Roast I usually recommend staying out of 2nd crack with the Jamaican coffees, and indeed I like this one when roasted to the light City stage and rested 2 days. But we had great cups from this particular lot when roasted to Full City with a just a hint of 2nd crack.

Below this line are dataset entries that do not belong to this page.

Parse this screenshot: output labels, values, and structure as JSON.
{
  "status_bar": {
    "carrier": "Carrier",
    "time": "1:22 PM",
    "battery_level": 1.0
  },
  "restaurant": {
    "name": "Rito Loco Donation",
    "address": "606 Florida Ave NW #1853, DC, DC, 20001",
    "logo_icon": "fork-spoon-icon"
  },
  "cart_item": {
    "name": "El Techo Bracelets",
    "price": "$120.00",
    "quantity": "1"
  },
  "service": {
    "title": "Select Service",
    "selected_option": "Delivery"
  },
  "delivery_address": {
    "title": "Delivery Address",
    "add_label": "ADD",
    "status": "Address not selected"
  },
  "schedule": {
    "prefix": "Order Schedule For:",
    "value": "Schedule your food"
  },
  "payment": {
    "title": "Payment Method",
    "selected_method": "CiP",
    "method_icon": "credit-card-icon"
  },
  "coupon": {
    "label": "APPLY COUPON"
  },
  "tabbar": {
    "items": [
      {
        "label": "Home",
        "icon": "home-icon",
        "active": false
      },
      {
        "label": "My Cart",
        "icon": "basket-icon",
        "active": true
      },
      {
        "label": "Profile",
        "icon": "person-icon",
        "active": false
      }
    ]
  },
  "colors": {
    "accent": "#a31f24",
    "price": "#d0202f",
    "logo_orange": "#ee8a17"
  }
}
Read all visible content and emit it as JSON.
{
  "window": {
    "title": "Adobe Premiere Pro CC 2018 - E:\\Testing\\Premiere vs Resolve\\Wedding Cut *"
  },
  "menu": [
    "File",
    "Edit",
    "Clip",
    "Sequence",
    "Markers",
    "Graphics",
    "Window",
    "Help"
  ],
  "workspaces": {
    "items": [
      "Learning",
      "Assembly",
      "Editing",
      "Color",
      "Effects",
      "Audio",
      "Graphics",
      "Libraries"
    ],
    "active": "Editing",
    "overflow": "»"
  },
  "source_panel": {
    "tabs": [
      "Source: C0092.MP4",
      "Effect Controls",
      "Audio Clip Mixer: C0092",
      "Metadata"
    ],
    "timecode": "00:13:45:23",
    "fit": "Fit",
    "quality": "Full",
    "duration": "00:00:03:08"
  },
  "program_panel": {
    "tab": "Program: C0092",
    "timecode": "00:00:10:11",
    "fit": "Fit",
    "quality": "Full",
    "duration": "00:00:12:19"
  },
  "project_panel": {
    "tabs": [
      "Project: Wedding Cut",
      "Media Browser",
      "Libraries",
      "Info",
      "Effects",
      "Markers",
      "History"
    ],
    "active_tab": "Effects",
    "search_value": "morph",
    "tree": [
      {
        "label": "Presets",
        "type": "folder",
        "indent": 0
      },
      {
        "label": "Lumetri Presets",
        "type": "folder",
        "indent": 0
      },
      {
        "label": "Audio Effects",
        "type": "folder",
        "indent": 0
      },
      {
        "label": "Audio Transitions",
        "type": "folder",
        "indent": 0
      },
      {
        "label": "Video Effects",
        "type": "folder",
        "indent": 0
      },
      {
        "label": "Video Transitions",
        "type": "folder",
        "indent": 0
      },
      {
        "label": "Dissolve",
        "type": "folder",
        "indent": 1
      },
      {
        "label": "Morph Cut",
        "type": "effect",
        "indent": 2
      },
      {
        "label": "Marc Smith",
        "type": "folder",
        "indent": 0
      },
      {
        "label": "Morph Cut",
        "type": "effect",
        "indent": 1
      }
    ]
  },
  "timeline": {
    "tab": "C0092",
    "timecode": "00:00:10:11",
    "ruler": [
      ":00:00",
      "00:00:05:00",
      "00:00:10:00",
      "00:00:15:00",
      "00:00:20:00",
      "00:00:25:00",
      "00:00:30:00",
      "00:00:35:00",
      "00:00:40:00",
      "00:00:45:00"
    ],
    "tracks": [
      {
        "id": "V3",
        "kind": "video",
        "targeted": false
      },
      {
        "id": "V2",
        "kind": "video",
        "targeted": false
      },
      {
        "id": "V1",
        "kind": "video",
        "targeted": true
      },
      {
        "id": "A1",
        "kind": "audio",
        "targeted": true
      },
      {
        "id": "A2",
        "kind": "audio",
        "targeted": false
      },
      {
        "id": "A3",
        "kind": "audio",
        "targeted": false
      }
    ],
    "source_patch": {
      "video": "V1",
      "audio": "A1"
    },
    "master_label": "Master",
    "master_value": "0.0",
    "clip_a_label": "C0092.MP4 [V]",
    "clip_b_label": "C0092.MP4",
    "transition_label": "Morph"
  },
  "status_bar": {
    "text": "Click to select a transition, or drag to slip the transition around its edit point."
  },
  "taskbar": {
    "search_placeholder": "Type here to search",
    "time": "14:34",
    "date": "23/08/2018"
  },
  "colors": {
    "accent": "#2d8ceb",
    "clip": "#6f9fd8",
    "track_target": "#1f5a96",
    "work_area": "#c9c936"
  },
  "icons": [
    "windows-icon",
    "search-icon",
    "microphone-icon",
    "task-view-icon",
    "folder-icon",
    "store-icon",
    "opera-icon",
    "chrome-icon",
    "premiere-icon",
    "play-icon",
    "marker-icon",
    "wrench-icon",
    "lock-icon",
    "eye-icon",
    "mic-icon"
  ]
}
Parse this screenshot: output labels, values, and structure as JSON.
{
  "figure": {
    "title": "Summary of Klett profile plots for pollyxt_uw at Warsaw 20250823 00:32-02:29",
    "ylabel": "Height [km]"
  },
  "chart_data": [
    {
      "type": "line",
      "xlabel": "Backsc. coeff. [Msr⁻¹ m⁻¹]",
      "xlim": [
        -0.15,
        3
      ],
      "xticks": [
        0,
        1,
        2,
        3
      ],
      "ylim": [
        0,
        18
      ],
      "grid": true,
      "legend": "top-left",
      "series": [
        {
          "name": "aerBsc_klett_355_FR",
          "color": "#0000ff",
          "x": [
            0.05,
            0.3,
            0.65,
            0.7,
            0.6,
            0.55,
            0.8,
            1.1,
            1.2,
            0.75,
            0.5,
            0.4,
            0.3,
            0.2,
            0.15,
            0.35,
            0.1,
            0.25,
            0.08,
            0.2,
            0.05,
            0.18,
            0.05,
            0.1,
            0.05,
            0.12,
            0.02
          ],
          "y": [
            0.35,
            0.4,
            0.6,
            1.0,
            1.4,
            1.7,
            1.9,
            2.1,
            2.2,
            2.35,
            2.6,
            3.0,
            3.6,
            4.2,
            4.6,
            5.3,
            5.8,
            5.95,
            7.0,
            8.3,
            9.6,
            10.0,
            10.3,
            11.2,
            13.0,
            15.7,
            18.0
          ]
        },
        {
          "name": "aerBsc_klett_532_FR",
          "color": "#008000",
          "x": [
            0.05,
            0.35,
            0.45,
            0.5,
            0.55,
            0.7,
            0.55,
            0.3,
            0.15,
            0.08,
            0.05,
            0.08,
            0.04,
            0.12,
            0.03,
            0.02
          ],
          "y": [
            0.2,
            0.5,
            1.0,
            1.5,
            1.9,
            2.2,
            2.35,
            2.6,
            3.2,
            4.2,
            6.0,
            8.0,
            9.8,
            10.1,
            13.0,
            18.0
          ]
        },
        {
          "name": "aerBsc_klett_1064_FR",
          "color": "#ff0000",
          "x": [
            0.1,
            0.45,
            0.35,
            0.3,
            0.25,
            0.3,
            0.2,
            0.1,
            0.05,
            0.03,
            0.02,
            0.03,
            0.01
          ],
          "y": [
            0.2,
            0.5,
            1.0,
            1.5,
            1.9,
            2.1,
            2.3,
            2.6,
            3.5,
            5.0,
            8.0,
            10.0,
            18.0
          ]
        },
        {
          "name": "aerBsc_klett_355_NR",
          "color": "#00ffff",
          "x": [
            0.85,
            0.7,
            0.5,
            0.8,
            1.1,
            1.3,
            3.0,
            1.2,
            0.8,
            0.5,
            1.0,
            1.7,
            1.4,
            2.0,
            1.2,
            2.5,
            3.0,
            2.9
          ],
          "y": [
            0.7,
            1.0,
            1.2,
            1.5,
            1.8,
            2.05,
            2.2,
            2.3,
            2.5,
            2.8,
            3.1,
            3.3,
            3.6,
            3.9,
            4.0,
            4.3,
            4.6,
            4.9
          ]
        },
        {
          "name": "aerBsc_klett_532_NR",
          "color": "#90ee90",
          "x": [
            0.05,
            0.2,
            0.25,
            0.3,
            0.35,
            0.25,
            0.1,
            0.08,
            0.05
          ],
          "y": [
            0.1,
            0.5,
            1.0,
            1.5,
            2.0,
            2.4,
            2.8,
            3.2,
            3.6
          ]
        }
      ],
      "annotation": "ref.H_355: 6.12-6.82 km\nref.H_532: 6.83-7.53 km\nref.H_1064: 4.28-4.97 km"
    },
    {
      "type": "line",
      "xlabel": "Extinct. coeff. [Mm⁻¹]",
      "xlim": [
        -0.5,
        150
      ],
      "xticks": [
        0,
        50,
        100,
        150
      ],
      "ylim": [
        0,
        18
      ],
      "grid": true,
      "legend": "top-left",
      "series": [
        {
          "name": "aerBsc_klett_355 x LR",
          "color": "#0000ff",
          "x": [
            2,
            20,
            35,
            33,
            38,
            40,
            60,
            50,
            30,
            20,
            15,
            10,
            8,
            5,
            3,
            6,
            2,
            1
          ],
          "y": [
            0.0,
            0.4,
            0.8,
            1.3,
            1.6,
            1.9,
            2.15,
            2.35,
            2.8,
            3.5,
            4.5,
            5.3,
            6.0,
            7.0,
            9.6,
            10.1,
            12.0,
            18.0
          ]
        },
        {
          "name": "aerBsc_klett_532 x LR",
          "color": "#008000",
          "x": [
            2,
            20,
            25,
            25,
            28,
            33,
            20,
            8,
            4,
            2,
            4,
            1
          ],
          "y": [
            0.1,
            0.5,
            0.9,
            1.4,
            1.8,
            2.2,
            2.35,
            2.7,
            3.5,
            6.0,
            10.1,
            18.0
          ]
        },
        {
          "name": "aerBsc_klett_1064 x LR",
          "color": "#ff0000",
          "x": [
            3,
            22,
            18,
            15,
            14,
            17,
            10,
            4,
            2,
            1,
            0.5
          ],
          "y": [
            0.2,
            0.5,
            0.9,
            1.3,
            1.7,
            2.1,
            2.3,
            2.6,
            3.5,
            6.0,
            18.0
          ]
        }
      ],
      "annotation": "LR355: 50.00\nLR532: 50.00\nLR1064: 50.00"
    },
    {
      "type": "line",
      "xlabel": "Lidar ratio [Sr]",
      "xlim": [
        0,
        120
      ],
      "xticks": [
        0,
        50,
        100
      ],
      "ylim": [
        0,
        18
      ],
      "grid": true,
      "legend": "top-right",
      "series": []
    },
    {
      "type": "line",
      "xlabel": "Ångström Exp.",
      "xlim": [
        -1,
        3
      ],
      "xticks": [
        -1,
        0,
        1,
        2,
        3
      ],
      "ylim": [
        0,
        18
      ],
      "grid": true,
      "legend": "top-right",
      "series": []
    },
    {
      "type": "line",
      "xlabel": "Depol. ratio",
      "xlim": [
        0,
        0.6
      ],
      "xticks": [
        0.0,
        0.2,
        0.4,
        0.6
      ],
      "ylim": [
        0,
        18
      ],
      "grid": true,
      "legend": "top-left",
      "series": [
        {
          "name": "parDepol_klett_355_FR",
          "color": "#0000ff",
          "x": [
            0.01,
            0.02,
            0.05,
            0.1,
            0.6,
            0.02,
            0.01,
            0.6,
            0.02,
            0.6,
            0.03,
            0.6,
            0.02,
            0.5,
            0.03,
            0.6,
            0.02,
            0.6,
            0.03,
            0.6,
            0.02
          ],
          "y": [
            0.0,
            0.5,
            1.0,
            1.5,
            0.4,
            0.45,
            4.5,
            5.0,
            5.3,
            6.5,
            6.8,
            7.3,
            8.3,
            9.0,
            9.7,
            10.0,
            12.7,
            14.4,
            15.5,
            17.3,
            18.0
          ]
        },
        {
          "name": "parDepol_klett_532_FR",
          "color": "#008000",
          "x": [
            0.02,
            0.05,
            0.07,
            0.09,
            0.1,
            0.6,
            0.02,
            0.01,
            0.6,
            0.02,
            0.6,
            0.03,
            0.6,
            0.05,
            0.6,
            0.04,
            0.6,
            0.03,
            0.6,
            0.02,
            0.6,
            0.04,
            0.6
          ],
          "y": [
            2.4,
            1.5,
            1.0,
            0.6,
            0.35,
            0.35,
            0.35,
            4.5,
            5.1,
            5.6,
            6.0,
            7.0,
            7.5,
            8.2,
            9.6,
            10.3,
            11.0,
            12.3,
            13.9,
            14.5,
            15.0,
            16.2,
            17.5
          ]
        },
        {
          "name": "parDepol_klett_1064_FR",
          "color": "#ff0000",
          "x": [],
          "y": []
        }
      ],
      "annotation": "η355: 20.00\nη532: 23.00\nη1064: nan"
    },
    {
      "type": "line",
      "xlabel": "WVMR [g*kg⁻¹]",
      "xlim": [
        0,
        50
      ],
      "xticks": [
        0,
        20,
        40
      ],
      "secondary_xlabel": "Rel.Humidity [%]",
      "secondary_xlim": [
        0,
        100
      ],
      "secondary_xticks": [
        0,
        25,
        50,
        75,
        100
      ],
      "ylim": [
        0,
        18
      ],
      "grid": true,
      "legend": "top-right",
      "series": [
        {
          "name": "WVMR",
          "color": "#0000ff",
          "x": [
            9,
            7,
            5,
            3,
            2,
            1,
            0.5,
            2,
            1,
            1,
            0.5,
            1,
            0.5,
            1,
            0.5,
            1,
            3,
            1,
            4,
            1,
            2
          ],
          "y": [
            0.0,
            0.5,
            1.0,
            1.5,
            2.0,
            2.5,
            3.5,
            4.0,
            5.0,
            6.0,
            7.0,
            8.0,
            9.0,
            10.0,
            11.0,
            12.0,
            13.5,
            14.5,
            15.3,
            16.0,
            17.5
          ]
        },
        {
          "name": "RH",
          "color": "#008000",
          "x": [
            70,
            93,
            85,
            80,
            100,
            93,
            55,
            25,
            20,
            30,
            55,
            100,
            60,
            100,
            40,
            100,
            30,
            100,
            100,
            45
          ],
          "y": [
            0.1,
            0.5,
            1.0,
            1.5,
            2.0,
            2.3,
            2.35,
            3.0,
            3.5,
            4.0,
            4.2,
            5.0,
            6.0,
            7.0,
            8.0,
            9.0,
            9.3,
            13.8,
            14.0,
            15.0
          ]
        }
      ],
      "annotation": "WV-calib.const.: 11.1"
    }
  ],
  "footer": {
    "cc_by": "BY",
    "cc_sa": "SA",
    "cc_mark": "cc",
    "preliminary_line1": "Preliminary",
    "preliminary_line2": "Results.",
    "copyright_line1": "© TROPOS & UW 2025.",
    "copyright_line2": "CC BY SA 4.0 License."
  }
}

Something good is going on at the Mavis Bank Mill. They invested in all new equipment, and the coffee samples are showing up looking good. The problem is, some lots are better than others, and the Jamaican crop is really not a year-round offering (although someone will happily sell you Jamaican at any time of the year). Coffee cannot be stored in Jamaica for a very long time without being damaged by the heat and humidity. So it is important to buy from a carefully cupped lot (the first arrivals are not always the better ones) and then get it shipped promptly out of Jamaica to a milder climate. Beware of imposters; Jamaica High Mountain is not Jamaica Blue Mountain, and many coffees are actually blends that contain little Jamaican. It's fun to roast Blue Mountain and find out what this highly touted coffee is all about when it is fresh ... and why it ranks among the better Mexican coffees in terms of cup quality. True Blue Mountain is an unusual coffee; it has good body, and some very interesting mild nutty flavors with herbal notes that remind me sometimes of chamomile, sometimes of spice. There are only 4 trade names that can legally call their product Blue Mountain coffee: Wallenford, Mavis Bank, Old Tavern and one other I can never remember. True Blue Mountain is actually grown at higher altitudes than most other island coffees, and much of Mavis Bank's farms are at 5000 feet. Nonetheless, it has the soft cup profile. But remember, this is an "island profile" coffee; smooth, mild, balanced ...and oh so so so expensive. Don't expect huge fireworks in the cup - the character of Jamaican coffee is about it's mild balance and subtlety in flavor. I think this lot of Jamaican is the best I have ever had in terms of up quality and preparation of the green coffee. Personally, I will not consider offering any other Jamaican coffee, like Wallenford. I have seen too many insect-damaged coffees from that source, and cabbage-like flavors in the cupping samples. Anyway, there was a lot of damage to the trees, dirt farm roads and mills in the last hurricane season (not Katrina though.) This has affected the volume of the output, and price, but not the quality from Mavis Bank. When this lot arrived, I was happily surprised with the cup. I had some floral aromatics, sweetness in the wet aroma. Roasted to a lighter City stage it has more top end in the cup but the Full City (a few snaps of 2nd crack in the air roaster) had a nice aftertaste, sweet, a little rootbeer, aromatic wood, and that floral sweet hint longered. Now it is mild, because it is an island coffee. Still the subtle positive qualities in this lot made it heads and tails above any other true JBM samples I have looked at! Over-roasted Jamaican ends up like all other coffees; carbony, but Full City + can actually be quite nice!